Friday, March 16
One of the sky’s largest asterisms — a recognizable pattern of stars separate from a constellation’s form — occupies center stage after darkness falls on March evenings. To trace the so-called Winter Hexagon, start with southern Orion’s luminary, Rigel. From there, the hexagon makes a clockwise loop. The second stop is brilliant Sirius in Canis Major. Next, pick up Procyon in the faint constellation Canis Minor, then the twins Castor and Pollux in Gemini, followed by Capella in Auriga, Aldebaran in Taurus, and finally back to Rigel.
Saturday, March 17
New Moon occurs at 9:12 a.m. EDT. At its New phase, the Moon crosses the sky with the Sun and so remains hidden in our star’s glare.
Mercury and Venus have their second close conjunction of March this evening. Innermost Mercury passes 4° due north (upper right) of its neighbor at 9 p.m. EDT.
Sunday, March 18

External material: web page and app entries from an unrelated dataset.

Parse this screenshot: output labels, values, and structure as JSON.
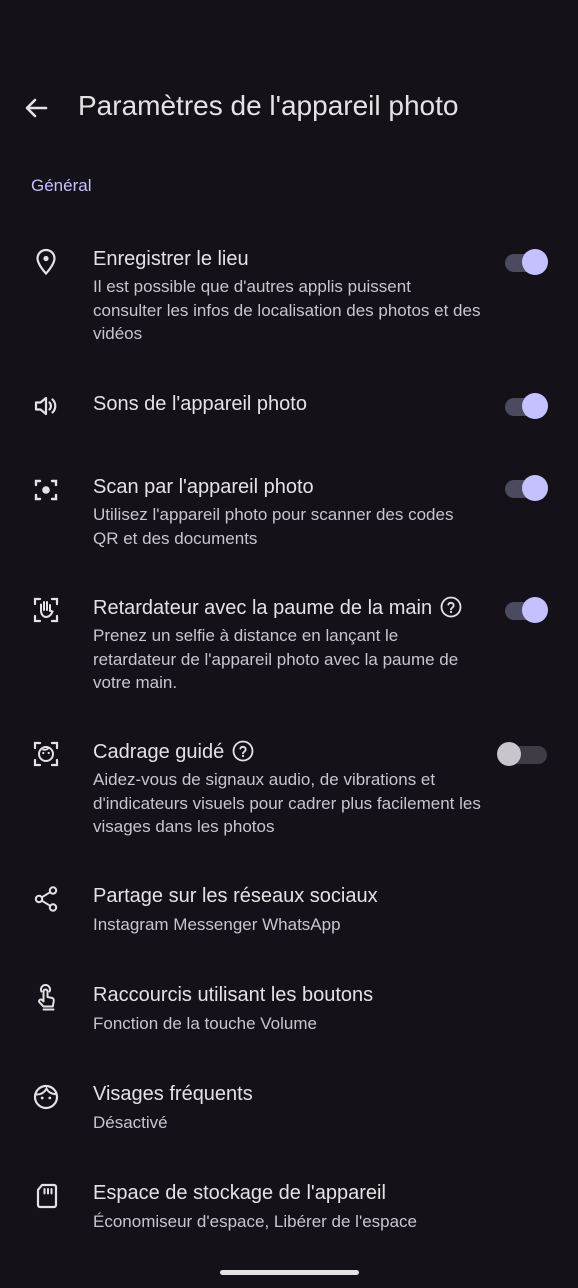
{
  "header": {
    "title": "Paramètres de l'appareil photo"
  },
  "section_label": "Général",
  "settings": [
    {
      "icon": "location-pin-icon",
      "title": "Enregistrer le lieu",
      "subtitle": "Il est possible que d'autres applis puissent consulter les infos de localisation des photos et des vidéos",
      "toggle": true
    },
    {
      "icon": "speaker-icon",
      "title": "Sons de l'appareil photo",
      "subtitle": "",
      "toggle": true
    },
    {
      "icon": "scan-icon",
      "title": "Scan par l'appareil photo",
      "subtitle": "Utilisez l'appareil photo pour scanner des codes QR et des documents",
      "toggle": true
    },
    {
      "icon": "palm-icon",
      "title": "Retardateur avec la paume de la main",
      "subtitle": "Prenez un selfie à distance en lançant le retardateur de l'appareil photo avec la paume de votre main.",
      "toggle": true,
      "help": true
    },
    {
      "icon": "face-frame-icon",
      "title": "Cadrage guidé",
      "subtitle": "Aidez-vous de signaux audio, de vibrations et d'indicateurs visuels pour cadrer plus facilement les visages dans les photos",
      "toggle": false,
      "help": true
    },
    {
      "icon": "share-icon",
      "title": "Partage sur les réseaux sociaux",
      "subtitle": "Instagram Messenger WhatsApp"
    },
    {
      "icon": "touch-button-icon",
      "title": "Raccourcis utilisant les boutons",
      "subtitle": "Fonction de la touche Volume"
    },
    {
      "icon": "face-icon",
      "title": "Visages fréquents",
      "subtitle": "Désactivé"
    },
    {
      "icon": "sd-card-icon",
      "title": "Espace de stockage de l'appareil",
      "subtitle": "Économiseur d'espace, Libérer de l'espace"
    }
  ],
  "colors": {
    "background": "#141218",
    "accent": "#c5c0ff",
    "text": "#e6e1e5",
    "subtext": "#cac4cf"
  }
}
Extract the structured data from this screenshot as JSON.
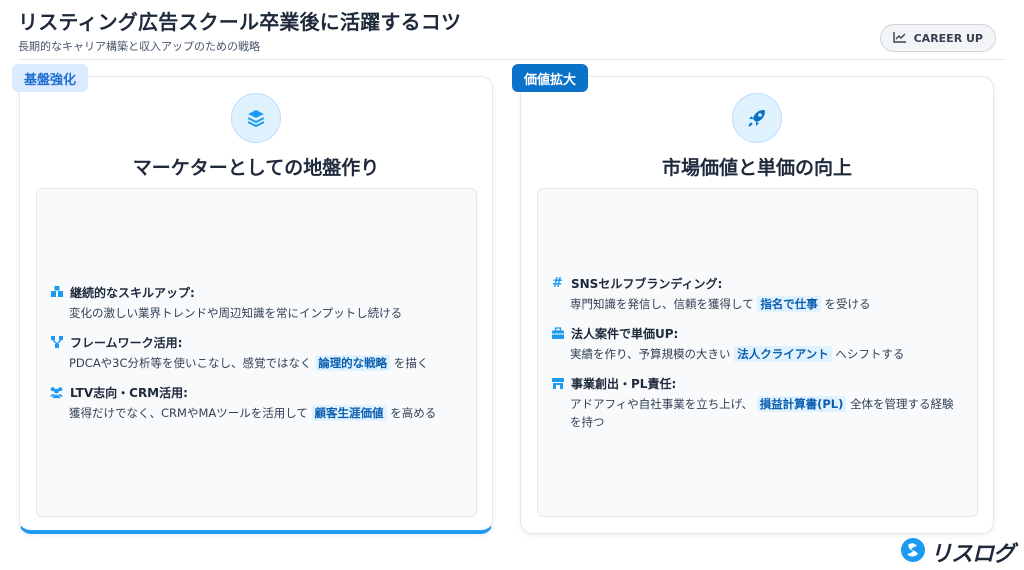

With an age of 4.5 billion years, “young” might not seem an appropriate word to describe our Moon. But tonight, you have an exceptional opportunity to see what astronomers call a “young Moon” — a slender crescent visible in the early evening sky. With New Moon having occurred yesterday morning, only 2 percent of our satellite’s disk appears illuminated after sunset tonight. It forms a spectacular trio with Venus 4° to its right and Mercury 4° farther away. You should notice an ashen light faintly illuminating the Moon’s dark side. This is “earthshine,” sunlight reflected by Earth that reaches the Moon and then reflects back to our waiting eyes.